I also have four overlays, or keys. If the publisher asks, with overlays I can add a call to action: "You can order this book now!" I have another overlay for the production company. I'm able to bring these overlays up on an as-needed basis over anything that's playing, like four downstream keys that can be used individually and all at the same time.

The three windows in the lower left of Figure 6 are the three video clips. This first clip was filmed vertically, but it actually came in sideways. I was able to re-position and rotate it so that it is vertical. I can zoom in a bit too. I also did a little bit of color correction, pushing it a little bit more towards blue, because it was quite warm. I made it a little more natural-looking. I'm able to do that with each of my inputs, to make them look more uniform across the whole show as opposed to just whatever the camera captured at that moment.

I have lower-thirds titles for each of the guests. I have stills that I can go to at any time. I have an opening video and a closing video. The opening video is basically a pre-show—a long (21-minute) video clip that led into the live show. About 15 minutes of it is countdown and pre-show. Then there's a section where the publisher is introducing the book. Then the author says a bit. Then we introduce to the live portion.

Audio Buses and Communication

Another key feature of vMix for remote production is the ability to communicate with the remote guests. We can text chat, of course, but if somebody is talking and they’re looking at the camera, they’re not looking at the chat area. It might even be closed or hidden on their end.

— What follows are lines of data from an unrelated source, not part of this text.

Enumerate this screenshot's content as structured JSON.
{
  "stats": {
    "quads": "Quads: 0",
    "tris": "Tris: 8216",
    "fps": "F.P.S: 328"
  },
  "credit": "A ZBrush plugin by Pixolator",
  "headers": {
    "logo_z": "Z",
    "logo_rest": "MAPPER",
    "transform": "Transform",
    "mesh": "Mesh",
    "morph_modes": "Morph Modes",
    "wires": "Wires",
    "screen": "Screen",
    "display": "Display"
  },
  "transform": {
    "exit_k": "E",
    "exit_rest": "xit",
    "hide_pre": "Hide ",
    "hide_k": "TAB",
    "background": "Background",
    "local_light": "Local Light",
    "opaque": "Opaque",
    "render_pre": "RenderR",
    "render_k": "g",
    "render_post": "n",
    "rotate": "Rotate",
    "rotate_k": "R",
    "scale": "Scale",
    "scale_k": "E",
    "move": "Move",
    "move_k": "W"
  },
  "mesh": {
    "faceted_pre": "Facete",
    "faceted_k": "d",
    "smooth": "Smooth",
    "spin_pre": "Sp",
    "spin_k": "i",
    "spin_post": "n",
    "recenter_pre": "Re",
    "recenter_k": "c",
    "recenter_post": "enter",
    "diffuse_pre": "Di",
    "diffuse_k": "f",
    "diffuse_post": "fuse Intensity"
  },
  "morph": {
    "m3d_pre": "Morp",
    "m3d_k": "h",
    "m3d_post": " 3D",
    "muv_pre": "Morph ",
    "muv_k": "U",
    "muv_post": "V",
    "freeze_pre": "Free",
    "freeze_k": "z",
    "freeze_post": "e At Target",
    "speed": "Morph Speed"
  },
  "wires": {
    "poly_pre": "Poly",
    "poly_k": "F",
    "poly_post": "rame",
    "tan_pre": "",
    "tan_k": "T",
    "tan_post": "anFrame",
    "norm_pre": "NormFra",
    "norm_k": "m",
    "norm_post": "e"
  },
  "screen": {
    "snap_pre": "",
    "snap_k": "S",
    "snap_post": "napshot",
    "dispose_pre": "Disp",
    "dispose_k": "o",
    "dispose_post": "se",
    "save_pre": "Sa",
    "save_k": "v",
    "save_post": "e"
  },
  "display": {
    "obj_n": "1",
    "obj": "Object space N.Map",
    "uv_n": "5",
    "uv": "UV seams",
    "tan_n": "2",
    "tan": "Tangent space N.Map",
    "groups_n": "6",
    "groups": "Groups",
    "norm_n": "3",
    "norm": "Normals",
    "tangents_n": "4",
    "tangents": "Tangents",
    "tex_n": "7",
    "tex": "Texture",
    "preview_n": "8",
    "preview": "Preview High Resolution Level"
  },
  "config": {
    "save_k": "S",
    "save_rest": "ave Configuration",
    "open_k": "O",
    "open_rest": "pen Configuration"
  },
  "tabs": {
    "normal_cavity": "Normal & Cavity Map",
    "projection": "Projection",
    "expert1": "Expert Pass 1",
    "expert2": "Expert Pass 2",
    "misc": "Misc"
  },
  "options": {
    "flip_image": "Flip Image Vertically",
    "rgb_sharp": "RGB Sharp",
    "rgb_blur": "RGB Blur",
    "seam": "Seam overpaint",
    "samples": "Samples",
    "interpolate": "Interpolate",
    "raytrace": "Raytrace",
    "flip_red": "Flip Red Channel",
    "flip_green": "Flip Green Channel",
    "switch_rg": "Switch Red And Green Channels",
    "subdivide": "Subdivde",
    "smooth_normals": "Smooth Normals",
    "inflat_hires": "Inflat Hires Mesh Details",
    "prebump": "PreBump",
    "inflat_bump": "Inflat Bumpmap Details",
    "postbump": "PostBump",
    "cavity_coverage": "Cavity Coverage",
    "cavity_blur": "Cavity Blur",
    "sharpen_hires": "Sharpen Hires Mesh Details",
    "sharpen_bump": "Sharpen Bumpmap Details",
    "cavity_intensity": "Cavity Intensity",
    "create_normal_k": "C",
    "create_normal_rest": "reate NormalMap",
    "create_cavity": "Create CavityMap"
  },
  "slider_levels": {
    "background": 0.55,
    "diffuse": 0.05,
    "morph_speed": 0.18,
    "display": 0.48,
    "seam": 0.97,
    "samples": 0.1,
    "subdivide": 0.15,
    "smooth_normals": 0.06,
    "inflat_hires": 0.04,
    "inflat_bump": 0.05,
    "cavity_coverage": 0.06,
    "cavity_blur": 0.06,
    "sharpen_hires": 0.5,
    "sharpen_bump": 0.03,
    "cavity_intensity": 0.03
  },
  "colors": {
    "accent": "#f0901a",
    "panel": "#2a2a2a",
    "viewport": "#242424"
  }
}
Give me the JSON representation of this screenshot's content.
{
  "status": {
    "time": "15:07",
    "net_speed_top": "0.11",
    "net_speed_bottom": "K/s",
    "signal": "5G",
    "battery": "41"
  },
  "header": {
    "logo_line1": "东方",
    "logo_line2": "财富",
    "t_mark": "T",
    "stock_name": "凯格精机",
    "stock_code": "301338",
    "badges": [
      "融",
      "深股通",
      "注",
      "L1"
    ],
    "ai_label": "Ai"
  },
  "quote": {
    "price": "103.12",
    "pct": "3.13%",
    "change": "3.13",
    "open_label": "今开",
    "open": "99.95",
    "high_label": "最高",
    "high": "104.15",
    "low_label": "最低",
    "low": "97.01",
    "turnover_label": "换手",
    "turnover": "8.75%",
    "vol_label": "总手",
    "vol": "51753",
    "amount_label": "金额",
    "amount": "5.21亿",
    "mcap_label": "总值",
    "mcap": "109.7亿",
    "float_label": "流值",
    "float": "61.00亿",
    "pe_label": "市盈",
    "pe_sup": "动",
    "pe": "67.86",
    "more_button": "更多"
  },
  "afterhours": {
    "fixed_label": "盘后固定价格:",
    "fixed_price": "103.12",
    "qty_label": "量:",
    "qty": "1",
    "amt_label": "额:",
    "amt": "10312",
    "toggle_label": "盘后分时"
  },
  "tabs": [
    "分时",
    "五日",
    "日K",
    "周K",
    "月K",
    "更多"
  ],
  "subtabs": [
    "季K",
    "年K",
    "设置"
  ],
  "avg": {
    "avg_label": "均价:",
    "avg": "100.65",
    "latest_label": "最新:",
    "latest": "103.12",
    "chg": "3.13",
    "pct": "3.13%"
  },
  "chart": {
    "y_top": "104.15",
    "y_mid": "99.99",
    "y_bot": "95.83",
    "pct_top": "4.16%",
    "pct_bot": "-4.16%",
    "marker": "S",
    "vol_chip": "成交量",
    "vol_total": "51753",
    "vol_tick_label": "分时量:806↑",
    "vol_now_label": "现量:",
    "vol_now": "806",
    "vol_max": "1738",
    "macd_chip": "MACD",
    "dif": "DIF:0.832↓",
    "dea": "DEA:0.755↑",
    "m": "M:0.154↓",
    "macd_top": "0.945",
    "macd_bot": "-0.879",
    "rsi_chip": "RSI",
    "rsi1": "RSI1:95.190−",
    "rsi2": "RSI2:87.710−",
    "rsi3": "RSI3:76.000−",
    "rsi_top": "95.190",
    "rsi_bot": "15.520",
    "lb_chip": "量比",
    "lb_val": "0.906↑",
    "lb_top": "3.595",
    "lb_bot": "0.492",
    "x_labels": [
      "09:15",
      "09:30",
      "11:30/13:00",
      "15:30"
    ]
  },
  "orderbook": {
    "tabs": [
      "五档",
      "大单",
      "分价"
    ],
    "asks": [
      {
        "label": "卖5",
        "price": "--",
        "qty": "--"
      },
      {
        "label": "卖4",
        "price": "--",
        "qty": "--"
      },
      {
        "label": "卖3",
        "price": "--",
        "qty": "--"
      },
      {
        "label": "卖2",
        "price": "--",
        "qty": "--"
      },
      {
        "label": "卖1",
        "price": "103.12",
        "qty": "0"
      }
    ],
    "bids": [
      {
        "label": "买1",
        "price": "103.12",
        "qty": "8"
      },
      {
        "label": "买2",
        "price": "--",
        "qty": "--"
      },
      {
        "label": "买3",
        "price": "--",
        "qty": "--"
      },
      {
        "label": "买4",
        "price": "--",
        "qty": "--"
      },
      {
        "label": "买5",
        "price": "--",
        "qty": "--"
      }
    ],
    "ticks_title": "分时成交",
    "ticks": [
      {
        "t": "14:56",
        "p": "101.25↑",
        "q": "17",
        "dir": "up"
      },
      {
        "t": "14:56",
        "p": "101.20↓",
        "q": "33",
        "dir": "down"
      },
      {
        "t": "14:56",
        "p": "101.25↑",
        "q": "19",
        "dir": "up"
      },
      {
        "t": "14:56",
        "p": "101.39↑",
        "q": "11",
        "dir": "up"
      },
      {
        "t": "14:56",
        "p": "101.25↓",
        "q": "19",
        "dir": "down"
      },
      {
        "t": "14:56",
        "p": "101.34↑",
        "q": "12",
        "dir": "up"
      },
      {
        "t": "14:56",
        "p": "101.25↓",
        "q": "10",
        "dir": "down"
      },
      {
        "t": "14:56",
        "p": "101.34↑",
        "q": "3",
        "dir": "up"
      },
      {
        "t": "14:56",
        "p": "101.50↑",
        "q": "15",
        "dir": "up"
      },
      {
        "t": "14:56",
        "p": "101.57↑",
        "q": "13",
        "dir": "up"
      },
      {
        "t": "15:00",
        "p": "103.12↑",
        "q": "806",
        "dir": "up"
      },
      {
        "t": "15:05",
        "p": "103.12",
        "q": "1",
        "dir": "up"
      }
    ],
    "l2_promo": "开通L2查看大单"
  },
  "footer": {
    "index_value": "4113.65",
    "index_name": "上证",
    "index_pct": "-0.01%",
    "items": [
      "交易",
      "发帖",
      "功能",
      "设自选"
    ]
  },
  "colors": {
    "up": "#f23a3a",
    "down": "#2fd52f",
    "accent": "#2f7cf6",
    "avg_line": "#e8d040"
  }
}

So, I need to be able to talk to them, in their ear.

This is also important during rehearsal and pre-show for people who are not used to doing something like this. Calling into a remote production is very new to a lot of people, so it’s important to be able to communicate ear to ear, by voice, to understand their inflection and reassure them that this is all working well and they're doing a great job. There’s none of the body language we can rely on in an in-person interview. So additional vocal reassurance is important. With vMix, I can communicate all that with a second audio channel.

I don't have an audio mixer on my desk. All the video inputs are coming in via ethernet, and the audio from each of those sources comes with the video. The audio going back to each them is coming out of vMix.

The way I have this set up is, I've got Tom, Mike, David, and Brooke here, but none of those actually go to the master audio output. They are all on a second audio bus labeled A. I'm talking on bus B. In vMix, you can choose what audio bus is sent to the remote participants. Brooke and Tom are listening to bus B, Tom is listening to bus B. I'm talking directly into their ear on bus B. The A bus is for everyone else. When they’re on bus A, they can talk and listen to each other.

Streaming Covers
Free
for qualified subscribers
Subscribe Now Current Issue Past Issues
Related Articles

Going Pro with Remote Production

You're here. The guests are there. The audience is everywhere else. Here is an article that's chock-full of tips, tricks, and links for making it all come together in your latest remote production.